I was awake most of the night, tossing and turning. When I did snooze, I dreamed of my marathon. I was at the start line and realized I had forgotten to wear shorts! The menobelly was clearly visible. I was frantic; I looked like a pro in my underwear shorts, but I wasn’t a pro. I was an imposter, with a menobelly. I SHOULDN’T EVEN BE HERE; WHO DID I THINK I WAS?! People were pointing and shouting, but I couldn’t make out what they were saying! I COVERED MY EARS AND….. I woke up.
I started running to celebrate cancer survival. The five year “you’re gonna’ make it” mark was approaching, and I needed to do something special to say thank you. Ideas came and went, but trips and parties just didn’t feel like the thing. Maybe the thing would find me lying on my back in the grass, watching the clouds roll by dragging my survival date behind them. Then I would stand back up, brush myself off, and live. Yup. More and more that was starting to feel like the thing.
Then I saw her. I didn’t know her. But I loved her.
She was running along the side of the road, labouring. In pain. Big pain. I could feel her pain. Her stride was barely a shuffle, and both shoulders bent toward the earth. The earth that tempted her to fold and melt into its dust. But she refused. And forged on. Dragging her ample form. To survival.
And I loved her.
Beep! beep! beeeeeeeeeeeeeeep!!! I honked! And waved!
Thumbs up. Times two! I rolled down my window.
“Wahoo!!!! You rockkkkkkkkkkkkkkk!!!” I screamed. Beep! beep! beeeeeeeeeeeepppppp!!!
She looked scared.
But there was nothing to fear. I loved her. She was me. And I was she. Survivors.
And I had found my thing.

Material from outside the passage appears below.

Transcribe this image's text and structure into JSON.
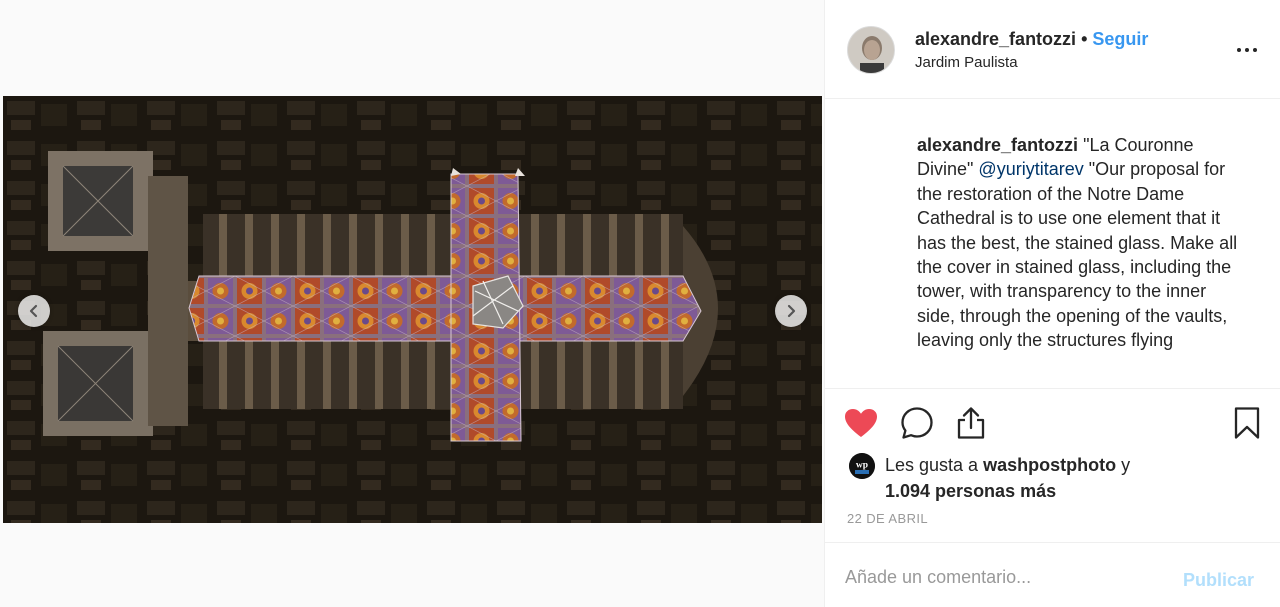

Ten months later I ran my first marathon.
Now here I was again being tortured by the wild pre-marathon nightmares! I’ve had some huge highs. And depressing lows. But of course I have. Running is just like life. Not long ago, I was running the marathon in beautiful Vancouver. It was a disaster, and I found myself at the very back of the pack stumbling along, desperate to finish.
Then she saw me. She didn’t know me. But she loved me.
I heard her shout. Saw her wave. And the thumbs up … times two. Mr President thought I was hallucinating! But I wasn’t; she was there.
And she loved me.
She’s coming on Sunday too when I wield my shoes and don my shorts to face the foe.
Me and she. She and Me.
Note to self: Pack three pairs of shorts!